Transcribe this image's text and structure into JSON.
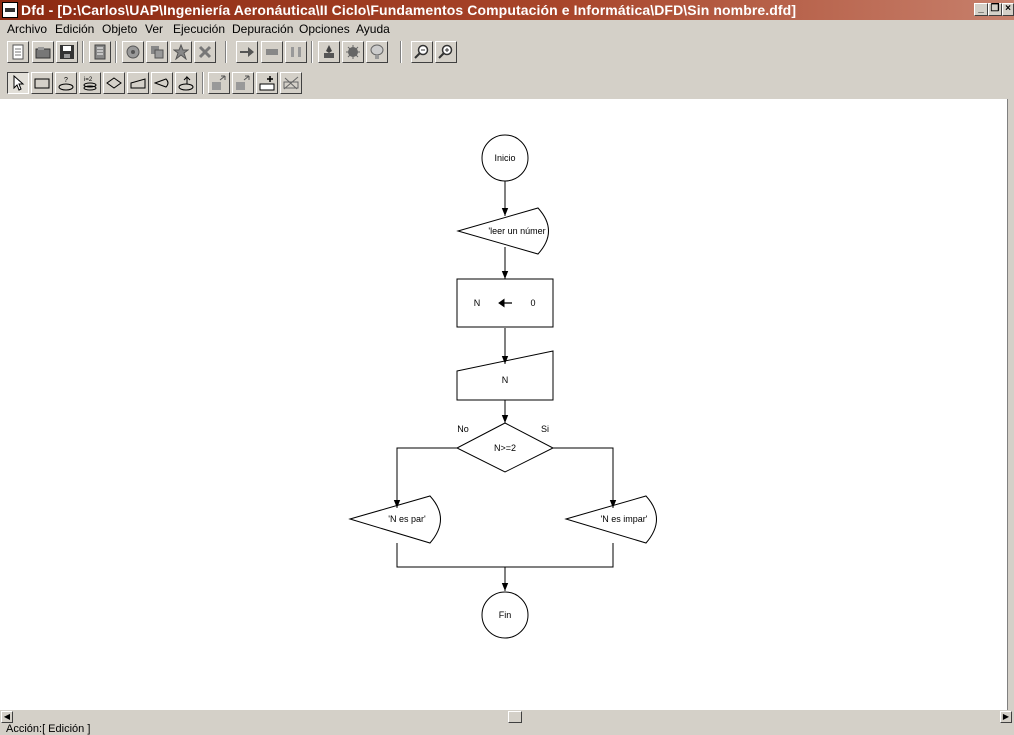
{
  "window": {
    "title": "Dfd - [D:\\Carlos\\UAP\\Ingeniería Aeronáutica\\II Ciclo\\Fundamentos Computación e Informática\\DFD\\Sin nombre.dfd]",
    "buttons": [
      "minimize",
      "restore",
      "close"
    ]
  },
  "menu": [
    "Archivo",
    "Edición",
    "Objeto",
    "Ver",
    "Ejecución",
    "Depuración",
    "Opciones",
    "Ayuda"
  ],
  "toolbar1": [
    {
      "name": "new-icon"
    },
    {
      "name": "open-icon"
    },
    {
      "name": "save-icon"
    },
    {
      "name": "print-icon"
    },
    {
      "name": "cut-icon"
    },
    {
      "name": "copy-icon"
    },
    {
      "name": "paste-icon"
    },
    {
      "name": "delete-icon"
    },
    {
      "name": "run-icon"
    },
    {
      "name": "stop-icon"
    },
    {
      "name": "pause-icon"
    },
    {
      "name": "step-icon"
    },
    {
      "name": "debug-icon"
    },
    {
      "name": "watch-icon"
    },
    {
      "name": "zoom-out-icon"
    },
    {
      "name": "zoom-in-icon"
    }
  ],
  "toolbar2": [
    {
      "name": "pointer-icon",
      "pressed": true
    },
    {
      "name": "assignment-icon"
    },
    {
      "name": "decision-icon"
    },
    {
      "name": "loop-for-icon"
    },
    {
      "name": "loop-while-icon"
    },
    {
      "name": "read-icon"
    },
    {
      "name": "write-icon"
    },
    {
      "name": "call-icon"
    },
    {
      "name": "subprogram-prev-icon"
    },
    {
      "name": "subprogram-next-icon"
    },
    {
      "name": "subprogram-add-icon"
    },
    {
      "name": "subprogram-delete-icon"
    }
  ],
  "flowchart": {
    "start": "Inicio",
    "output_prompt": "'leer un númer",
    "assign_var": "N",
    "assign_value": "0",
    "read_var": "N",
    "condition": "N>=2",
    "branch_no": "No",
    "branch_yes": "Si",
    "output_no": "'N es par'",
    "output_yes": "'N es impar'",
    "end": "Fin"
  },
  "status": "Acción:[ Edición ]"
}
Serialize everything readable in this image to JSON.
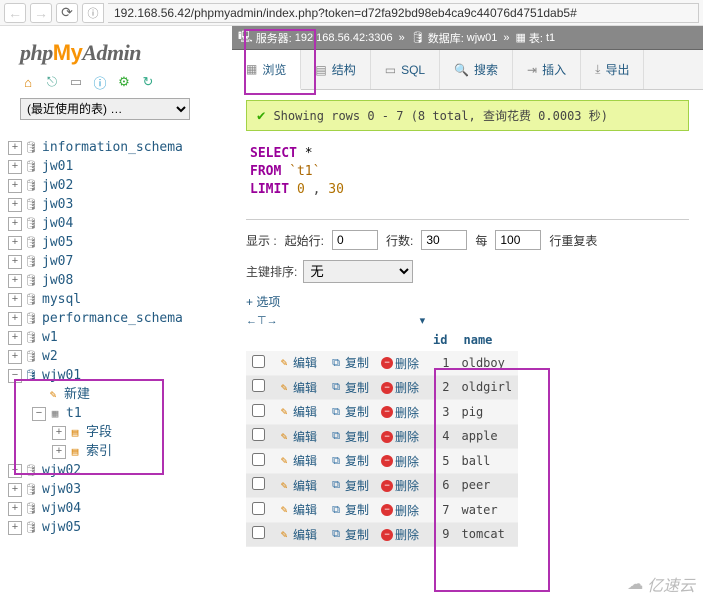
{
  "url": "192.168.56.42/phpmyadmin/index.php?token=d72fa92bd98eb4ca9c44076d4751dab5#",
  "logo": {
    "p1": "php",
    "p2": "My",
    "p3": "Admin"
  },
  "recent_placeholder": "(最近使用的表) …",
  "tree": {
    "dbs": [
      "information_schema",
      "jw01",
      "jw02",
      "jw03",
      "jw04",
      "jw05",
      "jw07",
      "jw08",
      "mysql",
      "performance_schema",
      "w1",
      "w2"
    ],
    "expanded": {
      "name": "wjw01",
      "new_label": "新建",
      "table": "t1",
      "cols_label": "字段",
      "idx_label": "索引"
    },
    "dbs2": [
      "wjw02",
      "wjw03",
      "wjw04",
      "wjw05"
    ]
  },
  "server_bar": {
    "server_label": "服务器:",
    "server": "192.168.56.42:3306",
    "db_label": "数据库:",
    "db": "wjw01",
    "tbl_label": "表:",
    "tbl": "t1"
  },
  "tabs": [
    {
      "icon": "▦",
      "label": "浏览",
      "active": true
    },
    {
      "icon": "▤",
      "label": "结构"
    },
    {
      "icon": "▭",
      "label": "SQL"
    },
    {
      "icon": "🔍",
      "label": "搜索"
    },
    {
      "icon": "⇥",
      "label": "插入"
    },
    {
      "icon": "⤓",
      "label": "导出"
    }
  ],
  "msg": "Showing rows 0 - 7 (8 total, 查询花费 0.0003 秒)",
  "sql": {
    "select": "SELECT",
    "star": "*",
    "from": "FROM",
    "tbl": "`t1`",
    "limit": "LIMIT",
    "n1": "0",
    "n2": "30"
  },
  "display": {
    "label": "显示 :",
    "start_label": "起始行:",
    "start": "0",
    "rows_label": "行数:",
    "rows": "30",
    "each_label": "每",
    "each": "100",
    "repeat_label": "行重复表"
  },
  "pk": {
    "label": "主键排序:",
    "value": "无"
  },
  "options_link": "+ 选项",
  "sort_hdr": "←⊤→",
  "cols": [
    "id",
    "name"
  ],
  "rows": [
    {
      "id": 1,
      "name": "oldboy"
    },
    {
      "id": 2,
      "name": "oldgirl"
    },
    {
      "id": 3,
      "name": "pig"
    },
    {
      "id": 4,
      "name": "apple"
    },
    {
      "id": 5,
      "name": "ball"
    },
    {
      "id": 6,
      "name": "peer"
    },
    {
      "id": 7,
      "name": "water"
    },
    {
      "id": 9,
      "name": "tomcat"
    }
  ],
  "actions": {
    "edit": "编辑",
    "copy": "复制",
    "delete": "删除"
  },
  "watermark": "亿速云"
}
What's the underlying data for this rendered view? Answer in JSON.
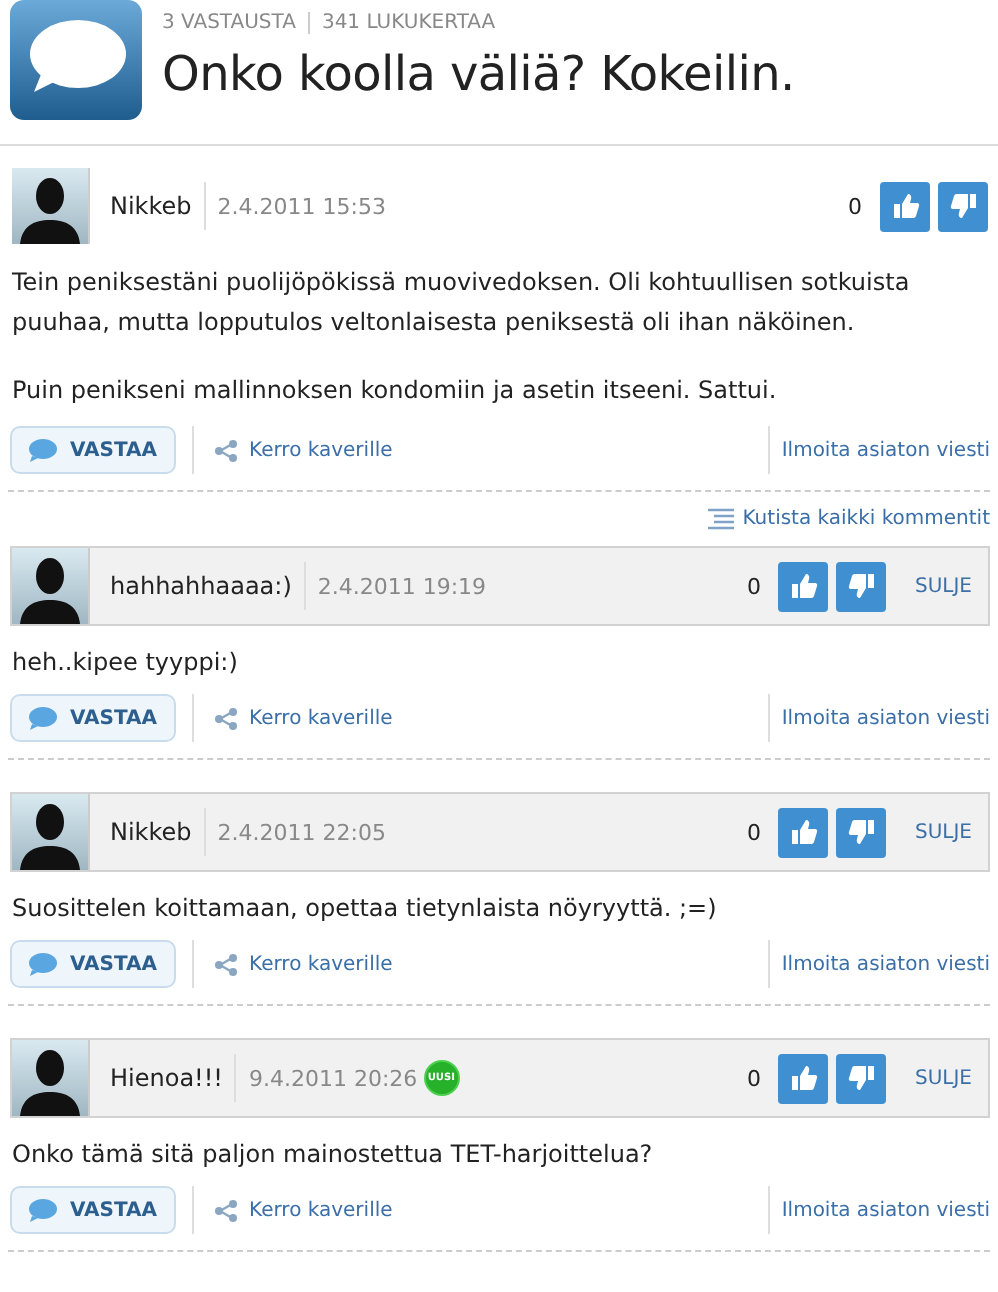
{
  "thread": {
    "replies": "3 VASTAUSTA",
    "reads": "341 LUKUKERTAA",
    "title": "Onko koolla väliä? Kokeilin."
  },
  "post": {
    "author": "Nikkeb",
    "date": "2.4.2011 15:53",
    "votes": "0",
    "paragraphs": [
      "Tein peniksestäni puolijöpökissä muovivedoksen. Oli kohtuullisen sotkuista puuhaa, mutta lopputulos veltonlaisesta peniksestä oli ihan näköinen.",
      "Puin penikseni mallinnoksen kondomiin ja asetin itseeni. Sattui."
    ],
    "reply": "VASTAA",
    "share": "Kerro kaverille",
    "report": "Ilmoita asiaton viesti"
  },
  "collapse_all": "Kutista kaikki kommentit",
  "comments": [
    {
      "author": "hahhahhaaaa:)",
      "date": "2.4.2011 19:19",
      "new": false,
      "votes": "0",
      "close": "SULJE",
      "text": "heh..kipee tyyppi:)",
      "reply": "VASTAA",
      "share": "Kerro kaverille",
      "report": "Ilmoita asiaton viesti"
    },
    {
      "author": "Nikkeb",
      "date": "2.4.2011 22:05",
      "new": false,
      "votes": "0",
      "close": "SULJE",
      "text": "Suosittelen koittamaan, opettaa tietynlaista nöyryyttä. ;=)",
      "reply": "VASTAA",
      "share": "Kerro kaverille",
      "report": "Ilmoita asiaton viesti"
    },
    {
      "author": "Hienoa!!!",
      "date": "9.4.2011 20:26",
      "new": true,
      "new_label": "UUSI",
      "votes": "0",
      "close": "SULJE",
      "text": "Onko tämä sitä paljon mainostettua TET-harjoittelua?",
      "reply": "VASTAA",
      "share": "Kerro kaverille",
      "report": "Ilmoita asiaton viesti"
    }
  ]
}
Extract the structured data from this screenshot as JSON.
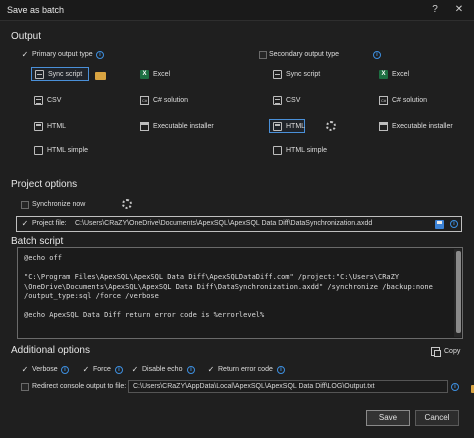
{
  "window": {
    "title": "Save as batch",
    "help": "?",
    "close": "✕"
  },
  "output": {
    "header": "Output",
    "primary": {
      "label": "Primary output type",
      "check": "✓",
      "items": {
        "sync": "Sync script",
        "excel": "Excel",
        "csv": "CSV",
        "csharp": "C# solution",
        "html": "HTML",
        "exe": "Executable installer",
        "htmlsimple": "HTML simple"
      }
    },
    "secondary": {
      "label": "Secondary output type",
      "items": {
        "sync": "Sync script",
        "excel": "Excel",
        "csv": "CSV",
        "csharp": "C# solution",
        "html": "HTML",
        "exe": "Executable installer",
        "htmlsimple": "HTML simple"
      }
    }
  },
  "project": {
    "header": "Project options",
    "sync_now": "Synchronize now",
    "project_file_label": "Project file:",
    "project_file_value": "C:\\Users\\CRaZY\\OneDrive\\Documents\\ApexSQL\\ApexSQL Data Diff\\DataSynchronization.axdd"
  },
  "batch": {
    "header": "Batch script",
    "script": "@echo off\n\n\"C:\\Program Files\\ApexSQL\\ApexSQL Data Diff\\ApexSQLDataDiff.com\" /project:\"C:\\Users\\CRaZY\n\\OneDrive\\Documents\\ApexSQL\\ApexSQL Data Diff\\DataSynchronization.axdd\" /synchronize /backup:none\n/output_type:sql /force /verbose\n\n@echo ApexSQL Data Diff return error code is %errorlevel%"
  },
  "additional": {
    "header": "Additional options",
    "copy": "Copy",
    "verbose": "Verbose",
    "force": "Force",
    "disable_echo": "Disable echo",
    "return_error": "Return error code",
    "redirect_label": "Redirect console output to file:",
    "redirect_value": "C:\\Users\\CRaZY\\AppData\\Local\\ApexSQL\\ApexSQL Data Diff\\LOG\\Output.txt"
  },
  "buttons": {
    "save": "Save",
    "cancel": "Cancel"
  },
  "icons": {
    "info": "i",
    "excel_letter": "X",
    "csharp_letter": "C#"
  },
  "colors": {
    "accent": "#3d8fe0",
    "background": "#1f1f1f",
    "excel": "#1d6f42",
    "folder": "#d9a441"
  }
}
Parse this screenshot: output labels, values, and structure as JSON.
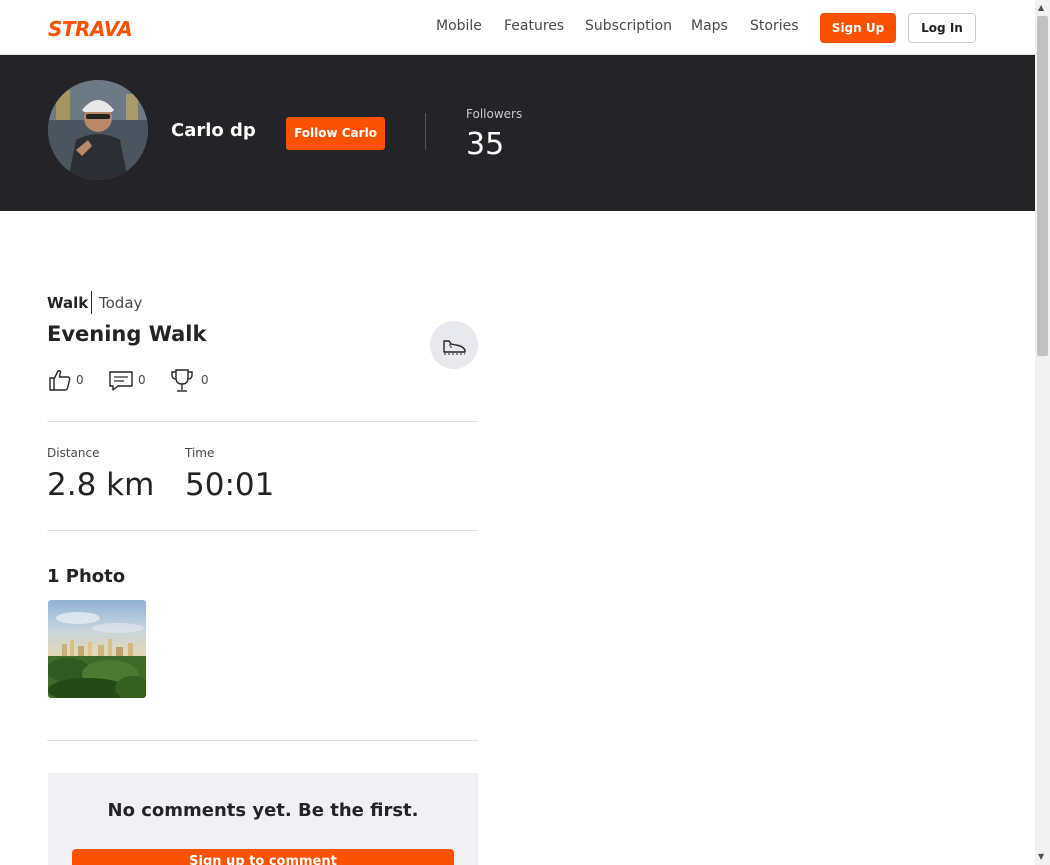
{
  "brand": {
    "logo": "STRAVA",
    "accent": "#fc5200"
  },
  "nav": {
    "items": [
      "Mobile",
      "Features",
      "Subscription",
      "Maps",
      "Stories"
    ],
    "signup_label": "Sign Up",
    "login_label": "Log In"
  },
  "athlete": {
    "name": "Carlo dp",
    "follow_label": "Follow Carlo",
    "followers_label": "Followers",
    "followers_count": "35"
  },
  "activity": {
    "type": "Walk",
    "date": "Today",
    "title": "Evening Walk",
    "sport_icon": "shoe-icon",
    "kudos_count": "0",
    "comments_count": "0",
    "achievements_count": "0",
    "stats": [
      {
        "label": "Distance",
        "value": "2.8 km"
      },
      {
        "label": "Time",
        "value": "50:01"
      }
    ],
    "photos_heading": "1 Photo"
  },
  "comments": {
    "empty_text": "No comments yet. Be the first.",
    "signup_label": "Sign up to comment"
  }
}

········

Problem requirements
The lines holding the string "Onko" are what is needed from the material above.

Solution to this problem
    "title": "Onko koolla väliä? Kokeilin."
      "text": "Onko tämä sitä paljon mainostettua TET-harjoittelua?",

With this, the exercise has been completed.